GOP panel OKs mid-March 2016 Michigan primary

Gary Heinlein
Detroit News Lansing Bureau

Lansing — The Legislature's Republican majority wants to hold Michigan's next presidential primary in mid-March 2016, three weeks later than in 2012 to avoid sanctions that would dramatically reduce the number of delegates their state party could send to its national convention.

Legislation by Republican Sen. David Robertson of Grand Blanc, approved Thursday by the Senate's Elections and Government Reform Committee, would move the presidential primary to March 15, the third Tuesday of the month. It's now set for Feb. 23.

Robertson, who heads the committee, said the change is necessary to comply with tough, new GOP party rules designed to end scrambling by state parties to compete for the earliest primary dates and, theoretically, the biggest influence on presidential candidate selection.

"Everyone wants to front-end load their primaries, everyone wants to go first," said Eric Doster, legal adviser to the Michigan Republican Party. Because of that, he said, the parties have "severe penalties" for states whose lawmakers break from the established schedule.

In 2012, the Republican National Committee initially penalized Michigan Republicans with fewer delegates for holding a primary in February. All of the Michigan delegates were eventually seated at the August 2012 Republican nominating convention.

But some Republicans are quietly talking about defying the RNC again and holding a primary on Feb. 23. Others want to join forces with other Midwest states and hold the primary on March 1 or March 8, creating a "Super Tuesday" primary that could effectively decide the nominee if the candidates split some of the early primary states such as Iowa and New Hampshire.

The RNC has adopted rules that say only New Hampshire, Iowa, South Carolina and Nevada — the traditional early states — can hold national convention delegate selection primary elections, caucuses or conventions before March 1.

Under those rules, Doster said, the Michigan Republican Party could have its delegation at the party's national convention — where the presidential candidate officially is approved — cut from about 60 to 12.

The state GOP's central committee decided last September to bow to pressure from their national party and move from February to March delegate selection.

Democrats, who'd also be affected by the proposed date change, haven't weighed in because they're waiting for possible party rule changes. But Republicans, with big majorities in both legislative chambers, presumably could make the date change on their own.

Democrats currently aren't required to divvy up their national convention delegates' presidential nominating votes according to primary election results.

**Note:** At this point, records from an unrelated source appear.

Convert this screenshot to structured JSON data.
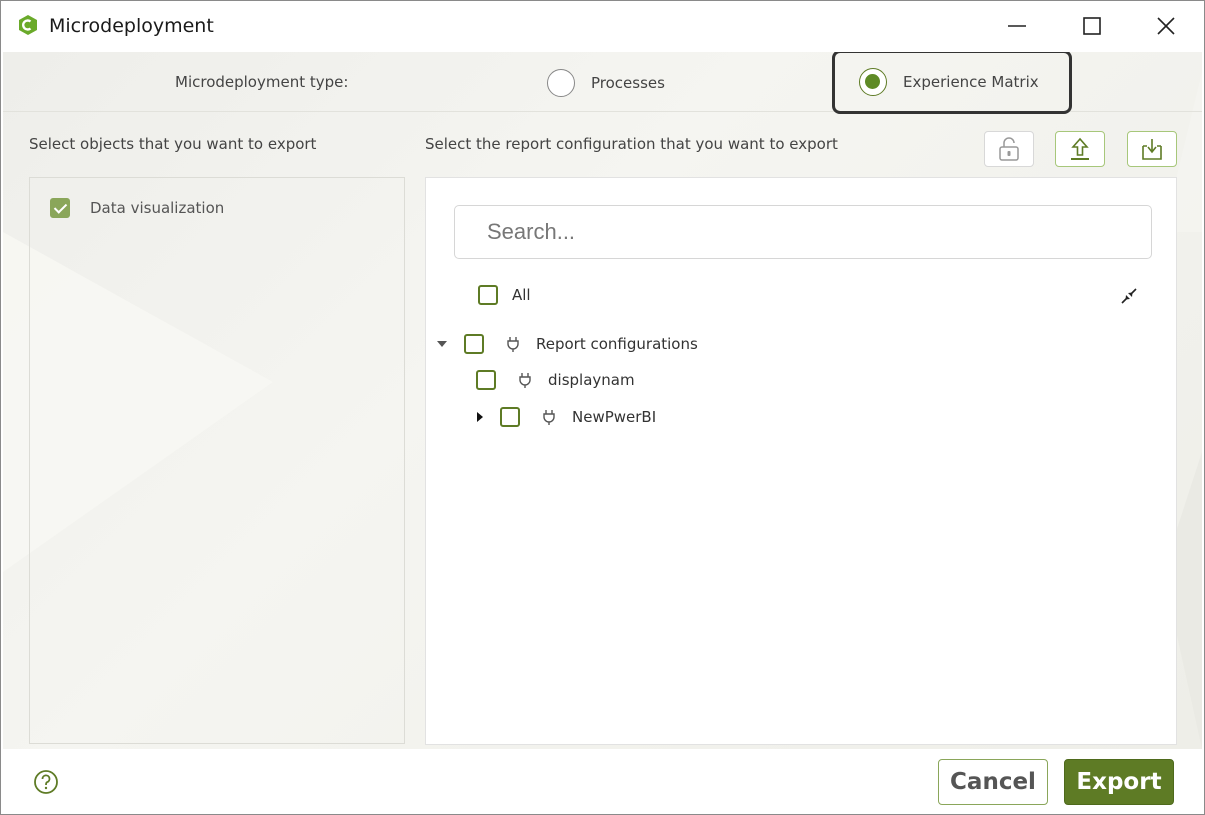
{
  "window": {
    "title": "Microdeployment",
    "brand_color": "#5e8a26"
  },
  "type_row": {
    "label": "Microdeployment type:",
    "options": [
      {
        "label": "Processes",
        "selected": false
      },
      {
        "label": "Experience Matrix",
        "selected": true
      }
    ]
  },
  "left_section": {
    "label": "Select objects that you want to export",
    "items": [
      {
        "label": "Data visualization",
        "checked": true
      }
    ]
  },
  "right_section": {
    "label": "Select the report configuration that you want to export",
    "toolbar": {
      "icons": [
        "unlock-icon",
        "upload-icon",
        "download-icon"
      ]
    },
    "search": {
      "placeholder": "Search...",
      "value": ""
    },
    "all_label": "All",
    "tree": [
      {
        "label": "Report configurations",
        "expanded": true,
        "checked": false
      },
      {
        "label": "displaynam",
        "checked": false
      },
      {
        "label": "NewPwerBI",
        "expanded": false,
        "checked": false
      }
    ]
  },
  "footer": {
    "cancel_label": "Cancel",
    "export_label": "Export"
  }
}
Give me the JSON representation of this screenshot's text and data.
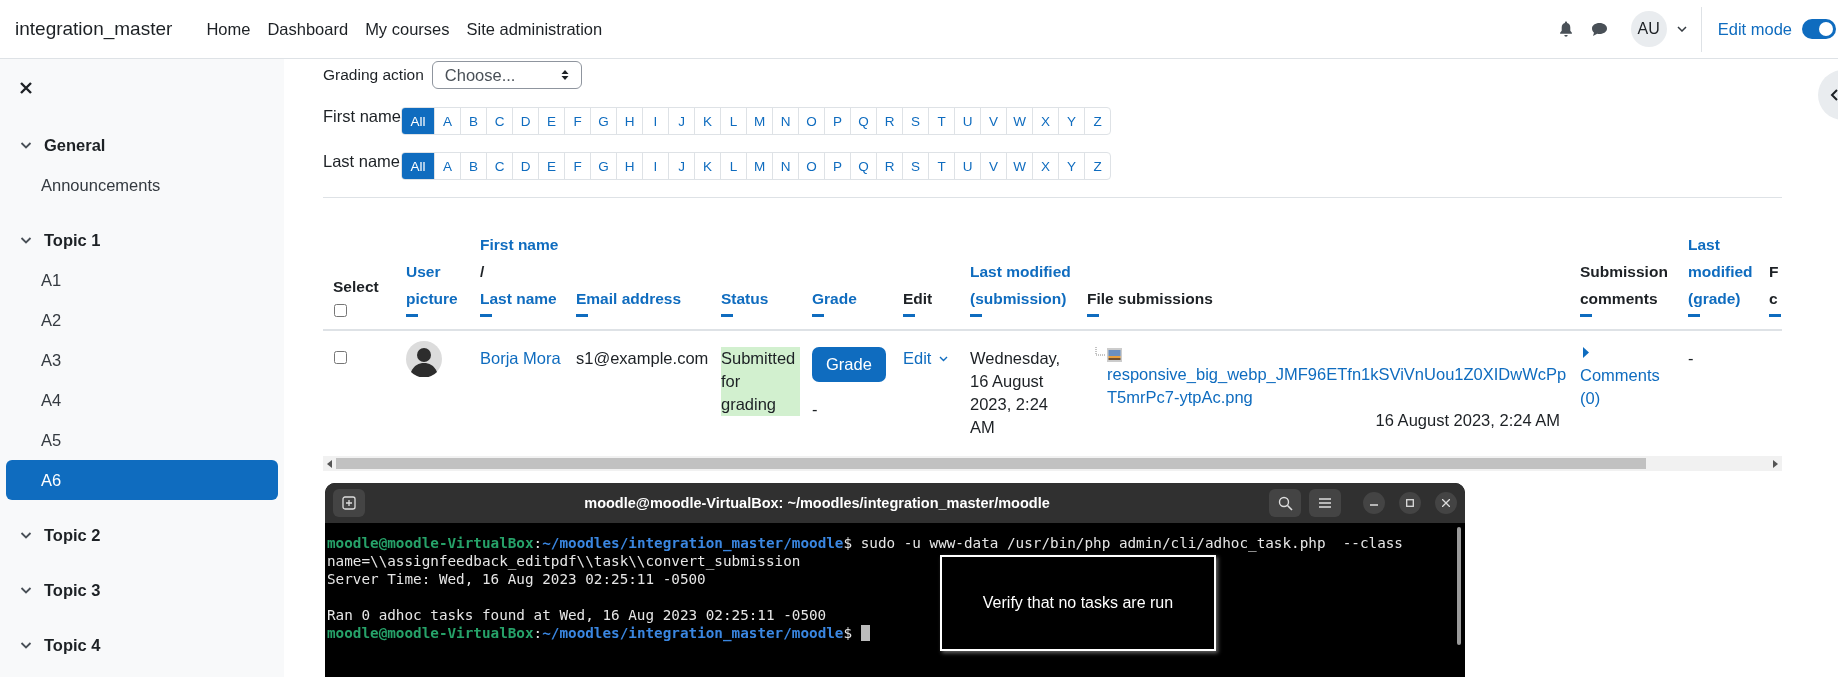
{
  "navbar": {
    "brand": "integration_master",
    "links": [
      "Home",
      "Dashboard",
      "My courses",
      "Site administration"
    ],
    "avatar": "AU",
    "edit_mode": {
      "label": "Edit mode",
      "on": true
    }
  },
  "sidebar": {
    "sections": [
      {
        "title": "General",
        "expanded": true,
        "items": [
          {
            "label": "Announcements",
            "selected": false
          }
        ]
      },
      {
        "title": "Topic 1",
        "expanded": true,
        "items": [
          {
            "label": "A1",
            "selected": false
          },
          {
            "label": "A2",
            "selected": false
          },
          {
            "label": "A3",
            "selected": false
          },
          {
            "label": "A4",
            "selected": false
          },
          {
            "label": "A5",
            "selected": false
          },
          {
            "label": "A6",
            "selected": true
          }
        ]
      },
      {
        "title": "Topic 2",
        "expanded": true
      },
      {
        "title": "Topic 3",
        "expanded": true
      },
      {
        "title": "Topic 4",
        "expanded": true
      }
    ]
  },
  "grading_action": {
    "label": "Grading action",
    "value": "Choose..."
  },
  "initial_filters": [
    {
      "label": "First name",
      "letters": [
        {
          "label": "All",
          "selected": true
        },
        {
          "label": "A",
          "selected": false
        },
        {
          "label": "B",
          "selected": false
        },
        {
          "label": "C",
          "selected": false
        },
        {
          "label": "D",
          "selected": false
        },
        {
          "label": "E",
          "selected": false
        },
        {
          "label": "F",
          "selected": false
        },
        {
          "label": "G",
          "selected": false
        },
        {
          "label": "H",
          "selected": false
        },
        {
          "label": "I",
          "selected": false
        },
        {
          "label": "J",
          "selected": false
        },
        {
          "label": "K",
          "selected": false
        },
        {
          "label": "L",
          "selected": false
        },
        {
          "label": "M",
          "selected": false
        },
        {
          "label": "N",
          "selected": false
        },
        {
          "label": "O",
          "selected": false
        },
        {
          "label": "P",
          "selected": false
        },
        {
          "label": "Q",
          "selected": false
        },
        {
          "label": "R",
          "selected": false
        },
        {
          "label": "S",
          "selected": false
        },
        {
          "label": "T",
          "selected": false
        },
        {
          "label": "U",
          "selected": false
        },
        {
          "label": "V",
          "selected": false
        },
        {
          "label": "W",
          "selected": false
        },
        {
          "label": "X",
          "selected": false
        },
        {
          "label": "Y",
          "selected": false
        },
        {
          "label": "Z",
          "selected": false
        }
      ]
    },
    {
      "label": "Last name",
      "letters": [
        {
          "label": "All",
          "selected": true
        },
        {
          "label": "A",
          "selected": false
        },
        {
          "label": "B",
          "selected": false
        },
        {
          "label": "C",
          "selected": false
        },
        {
          "label": "D",
          "selected": false
        },
        {
          "label": "E",
          "selected": false
        },
        {
          "label": "F",
          "selected": false
        },
        {
          "label": "G",
          "selected": false
        },
        {
          "label": "H",
          "selected": false
        },
        {
          "label": "I",
          "selected": false
        },
        {
          "label": "J",
          "selected": false
        },
        {
          "label": "K",
          "selected": false
        },
        {
          "label": "L",
          "selected": false
        },
        {
          "label": "M",
          "selected": false
        },
        {
          "label": "N",
          "selected": false
        },
        {
          "label": "O",
          "selected": false
        },
        {
          "label": "P",
          "selected": false
        },
        {
          "label": "Q",
          "selected": false
        },
        {
          "label": "R",
          "selected": false
        },
        {
          "label": "S",
          "selected": false
        },
        {
          "label": "T",
          "selected": false
        },
        {
          "label": "U",
          "selected": false
        },
        {
          "label": "V",
          "selected": false
        },
        {
          "label": "W",
          "selected": false
        },
        {
          "label": "X",
          "selected": false
        },
        {
          "label": "Y",
          "selected": false
        },
        {
          "label": "Z",
          "selected": false
        }
      ]
    }
  ],
  "table": {
    "columns": [
      {
        "kind": "select",
        "parts": [
          {
            "text": "Select",
            "link": false
          }
        ],
        "checked": false
      },
      {
        "kind": "text",
        "parts": [
          {
            "text": "User picture",
            "link": true
          }
        ]
      },
      {
        "kind": "text",
        "parts": [
          {
            "text": "First name",
            "link": true
          },
          {
            "text": "/",
            "link": false
          },
          {
            "text": "Last name",
            "link": true
          }
        ]
      },
      {
        "kind": "text",
        "parts": [
          {
            "text": "Email address",
            "link": true
          }
        ]
      },
      {
        "kind": "text",
        "parts": [
          {
            "text": "Status",
            "link": true
          }
        ]
      },
      {
        "kind": "text",
        "parts": [
          {
            "text": "Grade",
            "link": true
          }
        ]
      },
      {
        "kind": "text",
        "parts": [
          {
            "text": "Edit",
            "link": false
          }
        ]
      },
      {
        "kind": "text",
        "parts": [
          {
            "text": "Last modified (submission)",
            "link": true
          }
        ]
      },
      {
        "kind": "text",
        "parts": [
          {
            "text": "File submissions",
            "link": false
          }
        ]
      },
      {
        "kind": "text",
        "parts": [
          {
            "text": "Submission comments",
            "link": false
          }
        ]
      },
      {
        "kind": "text",
        "parts": [
          {
            "text": "Last modified (grade)",
            "link": true
          }
        ]
      },
      {
        "kind": "text",
        "parts": [
          {
            "text": "F c",
            "link": false
          }
        ]
      }
    ],
    "rows": [
      {
        "cells": [
          {
            "kind": "checkbox",
            "checked": false
          },
          {
            "kind": "avatar"
          },
          {
            "kind": "link",
            "text": "Borja Mora"
          },
          {
            "kind": "text",
            "text": "s1@example.com"
          },
          {
            "kind": "status",
            "text": "Submitted for grading"
          },
          {
            "kind": "grade",
            "button": "Grade",
            "value": "-"
          },
          {
            "kind": "menu",
            "text": "Edit"
          },
          {
            "kind": "text",
            "text": "Wednesday, 16 August 2023, 2:24 AM"
          },
          {
            "kind": "file",
            "file": "responsive_big_webp_JMF96ETfn1kSViVnUou1Z0XIDwWcPpT5mrPc7-ytpAc.png",
            "date": "16 August 2023, 2:24 AM"
          },
          {
            "kind": "comments",
            "text": "Comments (0)",
            "expanded": false
          },
          {
            "kind": "text",
            "text": "-"
          }
        ]
      }
    ]
  },
  "terminal": {
    "title": "moodle@moodle-VirtualBox: ~/moodles/integration_master/moodle",
    "lines": [
      {
        "blank_before": false,
        "cursor": false,
        "segments": [
          {
            "kind": "user",
            "text": "moodle@moodle-VirtualBox"
          },
          {
            "kind": "plain",
            "text": ":"
          },
          {
            "kind": "path",
            "text": "~/moodles/integration_master/moodle"
          },
          {
            "kind": "plain",
            "text": "$ sudo -u www-data /usr/bin/php admin/cli/adhoc_task.php  --class"
          }
        ]
      },
      {
        "blank_before": false,
        "cursor": false,
        "segments": [
          {
            "kind": "plain",
            "text": "name=\\\\assignfeedback_editpdf\\\\task\\\\convert_submission"
          }
        ]
      },
      {
        "blank_before": false,
        "cursor": false,
        "segments": [
          {
            "kind": "plain",
            "text": "Server Time: Wed, 16 Aug 2023 02:25:11 -0500"
          }
        ]
      },
      {
        "blank_before": true,
        "cursor": false,
        "segments": [
          {
            "kind": "plain",
            "text": "Ran 0 adhoc tasks found at Wed, 16 Aug 2023 02:25:11 -0500"
          }
        ]
      },
      {
        "blank_before": false,
        "cursor": true,
        "segments": [
          {
            "kind": "user",
            "text": "moodle@moodle-VirtualBox"
          },
          {
            "kind": "plain",
            "text": ":"
          },
          {
            "kind": "path",
            "text": "~/moodles/integration_master/moodle"
          },
          {
            "kind": "plain",
            "text": "$ "
          }
        ]
      }
    ]
  },
  "annotation": {
    "text": "Verify that no tasks are run"
  }
}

They can do so through delegate-selection caucuses — meetings of party members around the state, as Democrats did in 2012.

So Sen. Judy Emmons, R-Sheridan, wondered if a presidential primary that's essentially meaningless to one political party can be seen by voters as a waste of time and money.

"People complain that the vote doesn't do a lot because you're not voting for the final two candidates for the position," Emmons said.

But Doster said 1 million Michiganians voted in the 2012 state primary in which Michigan native and former Massachusetts Gov. Mitt Romney was the top Republican vote-getter. He said about 5,000 people took part in Democratic caucuses, where President Barack Obama's nomination for a second term was a foregone conclusion.

"We want the people to participate," Doster said. "We want to have the discussion."

The Election and Government Reform Committee's 4-1 vote sends the two-bill package to the full Senate for consideration next week.

Detroit Sen. Morris Hood voted against the bills, saying Democrats hadn't been consulted about the proposed date change. Hood said the setting of a presidential primary date should be a cooperative effort involving both parties.